From the voice of Lorelei Gilmore (literally, if you’re listening on audiobook) is this fun and fulfilling book about a young(ish) actress in New York working and striving to find success and happiness in both a business and city often characterized by a certain harshness.
Francis Banks is approaching her late twenties and her self-imposed deadline to “be successful” or give up acting in favor of more “reasonable” career goals. We journey with Franny through her final year before deadline day as she stumbles through career, relationships, and life in general, all on the way to finding herself.
This book is thoroughly enjoyable, even if a little predictable. I do not know if the story is in any way auto-biographical, though - if I were to guess - I would say it is. And this is largely due to Franny being a delightfully well-rounded, lovable and flawed character. She seems like someone you know, or perhaps she seems like a part of yourself. At every turn, you are rooting for her success even as you watch her put obstacles in her own way. Because we’ve all been there. We probably are all still currently there.
I often find actresses difficult characters to like in a literary sense. And before anyone is offended, know many of my closest friends and a majority of my colleagues are actresses. They are great, and very much individuals like the “rest of us.” But on page, actresses often come across as self-centered and manic, with low self-esteem and, more often than not, carrying “Daddy issue” baggage. Not to mention the stigmas of the theatre not being a “real” career and acting especially just being some version of playing pretend. Taken separately, none of these things are special or specific to any one group of characters over another but throw them together and you get “Protagonist Actress Stew.” I don’t like it, and truthfully, I’m sure my actress friends don’t either. BUT like most stereotypes, there exists some truth and Lauren Graham pretty magnificently manages to walk that line. Franny is all these things at times, but she’s also hardworking, kind, compassionate, determined and smart.

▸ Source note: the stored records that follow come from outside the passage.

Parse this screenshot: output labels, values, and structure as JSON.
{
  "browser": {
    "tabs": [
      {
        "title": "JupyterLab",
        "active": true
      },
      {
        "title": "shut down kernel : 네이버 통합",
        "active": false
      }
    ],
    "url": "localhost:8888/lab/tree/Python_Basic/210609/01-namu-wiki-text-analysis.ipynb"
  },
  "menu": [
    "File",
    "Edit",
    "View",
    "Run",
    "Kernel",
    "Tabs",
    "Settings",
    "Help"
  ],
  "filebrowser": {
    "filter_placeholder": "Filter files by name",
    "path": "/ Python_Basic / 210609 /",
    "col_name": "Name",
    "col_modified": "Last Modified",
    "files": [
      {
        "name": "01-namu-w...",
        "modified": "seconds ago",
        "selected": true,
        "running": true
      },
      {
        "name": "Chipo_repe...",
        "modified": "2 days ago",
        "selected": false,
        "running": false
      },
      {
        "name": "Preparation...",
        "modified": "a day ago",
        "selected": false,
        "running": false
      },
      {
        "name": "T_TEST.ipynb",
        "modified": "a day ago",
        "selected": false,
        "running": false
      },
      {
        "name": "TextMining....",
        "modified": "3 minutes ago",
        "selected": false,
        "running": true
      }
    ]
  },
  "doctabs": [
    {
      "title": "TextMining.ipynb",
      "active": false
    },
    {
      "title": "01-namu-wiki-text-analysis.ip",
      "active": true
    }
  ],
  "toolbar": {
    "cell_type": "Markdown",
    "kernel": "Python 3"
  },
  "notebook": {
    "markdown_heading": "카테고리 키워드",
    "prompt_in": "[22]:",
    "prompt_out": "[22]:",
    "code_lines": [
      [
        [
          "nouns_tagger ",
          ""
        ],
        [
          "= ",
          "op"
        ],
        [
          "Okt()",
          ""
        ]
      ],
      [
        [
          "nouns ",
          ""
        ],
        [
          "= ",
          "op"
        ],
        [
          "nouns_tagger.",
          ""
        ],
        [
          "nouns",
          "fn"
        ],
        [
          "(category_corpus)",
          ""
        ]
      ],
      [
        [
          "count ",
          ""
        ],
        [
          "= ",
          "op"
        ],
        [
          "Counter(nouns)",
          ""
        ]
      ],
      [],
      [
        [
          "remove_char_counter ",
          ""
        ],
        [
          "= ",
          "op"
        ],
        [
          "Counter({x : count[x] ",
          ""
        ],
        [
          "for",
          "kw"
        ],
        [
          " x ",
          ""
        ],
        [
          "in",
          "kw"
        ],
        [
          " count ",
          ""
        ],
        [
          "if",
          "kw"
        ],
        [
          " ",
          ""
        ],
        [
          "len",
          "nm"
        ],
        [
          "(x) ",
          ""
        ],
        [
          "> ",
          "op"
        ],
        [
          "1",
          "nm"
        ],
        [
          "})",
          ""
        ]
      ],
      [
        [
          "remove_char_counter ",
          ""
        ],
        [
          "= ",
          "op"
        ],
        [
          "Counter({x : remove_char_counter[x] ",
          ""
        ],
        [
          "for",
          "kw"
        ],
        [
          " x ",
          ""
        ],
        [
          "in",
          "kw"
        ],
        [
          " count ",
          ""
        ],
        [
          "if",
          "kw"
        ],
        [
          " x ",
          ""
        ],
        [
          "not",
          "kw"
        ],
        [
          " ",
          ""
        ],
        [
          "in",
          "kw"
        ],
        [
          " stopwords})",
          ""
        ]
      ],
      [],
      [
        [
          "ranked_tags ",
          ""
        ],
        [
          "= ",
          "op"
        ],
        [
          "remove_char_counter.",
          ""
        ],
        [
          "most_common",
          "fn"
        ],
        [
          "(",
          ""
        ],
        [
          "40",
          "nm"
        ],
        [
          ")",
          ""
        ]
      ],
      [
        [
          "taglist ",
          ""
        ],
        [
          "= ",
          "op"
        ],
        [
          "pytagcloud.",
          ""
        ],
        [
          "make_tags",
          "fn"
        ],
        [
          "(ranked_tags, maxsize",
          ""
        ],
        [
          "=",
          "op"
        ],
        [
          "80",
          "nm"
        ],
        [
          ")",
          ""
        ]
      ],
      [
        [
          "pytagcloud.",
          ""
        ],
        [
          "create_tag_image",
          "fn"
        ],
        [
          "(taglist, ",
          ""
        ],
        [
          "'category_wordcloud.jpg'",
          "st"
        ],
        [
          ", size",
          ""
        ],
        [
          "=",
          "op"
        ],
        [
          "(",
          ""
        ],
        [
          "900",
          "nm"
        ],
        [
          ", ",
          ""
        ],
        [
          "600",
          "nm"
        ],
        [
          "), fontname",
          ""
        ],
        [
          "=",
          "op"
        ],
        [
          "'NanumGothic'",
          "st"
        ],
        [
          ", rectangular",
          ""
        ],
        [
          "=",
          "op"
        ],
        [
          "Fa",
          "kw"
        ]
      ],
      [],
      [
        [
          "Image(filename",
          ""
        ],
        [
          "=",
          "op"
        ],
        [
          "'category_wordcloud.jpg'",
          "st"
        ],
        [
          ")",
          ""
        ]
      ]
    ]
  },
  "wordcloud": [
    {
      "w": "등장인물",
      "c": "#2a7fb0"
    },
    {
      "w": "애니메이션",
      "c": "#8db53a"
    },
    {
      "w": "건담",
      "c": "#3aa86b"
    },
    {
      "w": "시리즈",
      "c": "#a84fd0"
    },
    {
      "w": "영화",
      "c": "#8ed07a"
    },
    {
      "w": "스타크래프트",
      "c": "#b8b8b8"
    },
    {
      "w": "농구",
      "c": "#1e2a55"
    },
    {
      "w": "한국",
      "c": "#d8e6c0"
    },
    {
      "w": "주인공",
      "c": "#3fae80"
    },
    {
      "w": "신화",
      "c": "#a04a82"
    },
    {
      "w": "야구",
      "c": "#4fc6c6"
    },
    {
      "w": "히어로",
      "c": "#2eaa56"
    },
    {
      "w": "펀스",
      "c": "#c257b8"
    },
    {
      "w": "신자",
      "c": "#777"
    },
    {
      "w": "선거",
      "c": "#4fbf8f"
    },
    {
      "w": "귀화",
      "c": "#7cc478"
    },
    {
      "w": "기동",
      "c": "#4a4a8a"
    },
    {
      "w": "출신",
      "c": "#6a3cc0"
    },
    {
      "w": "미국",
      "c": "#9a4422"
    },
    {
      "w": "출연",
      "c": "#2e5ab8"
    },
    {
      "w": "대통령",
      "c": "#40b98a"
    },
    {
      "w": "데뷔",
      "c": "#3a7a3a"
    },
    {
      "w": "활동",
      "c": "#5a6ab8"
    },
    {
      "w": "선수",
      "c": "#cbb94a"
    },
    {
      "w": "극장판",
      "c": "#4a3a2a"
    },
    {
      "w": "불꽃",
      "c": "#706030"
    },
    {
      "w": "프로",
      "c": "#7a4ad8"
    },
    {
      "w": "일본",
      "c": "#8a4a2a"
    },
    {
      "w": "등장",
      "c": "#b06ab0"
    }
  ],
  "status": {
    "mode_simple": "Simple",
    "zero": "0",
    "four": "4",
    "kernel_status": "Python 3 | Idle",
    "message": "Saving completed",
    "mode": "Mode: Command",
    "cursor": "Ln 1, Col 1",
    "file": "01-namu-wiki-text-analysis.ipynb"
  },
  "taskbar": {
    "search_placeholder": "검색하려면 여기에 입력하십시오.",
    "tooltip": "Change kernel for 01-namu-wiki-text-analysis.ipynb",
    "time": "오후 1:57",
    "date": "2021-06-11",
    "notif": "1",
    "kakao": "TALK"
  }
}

Someday, Someday, Maybe is light-hearted fare. It’s supposed to be fun and perhaps a bit frivolous, but myself and the majority of book readers enjoy those kinds of stories. Which means a strong, identifiable female lead in a fluffier piece can be just as important as the feminist manifestos of Margaret Atwood.
by Lauren Graham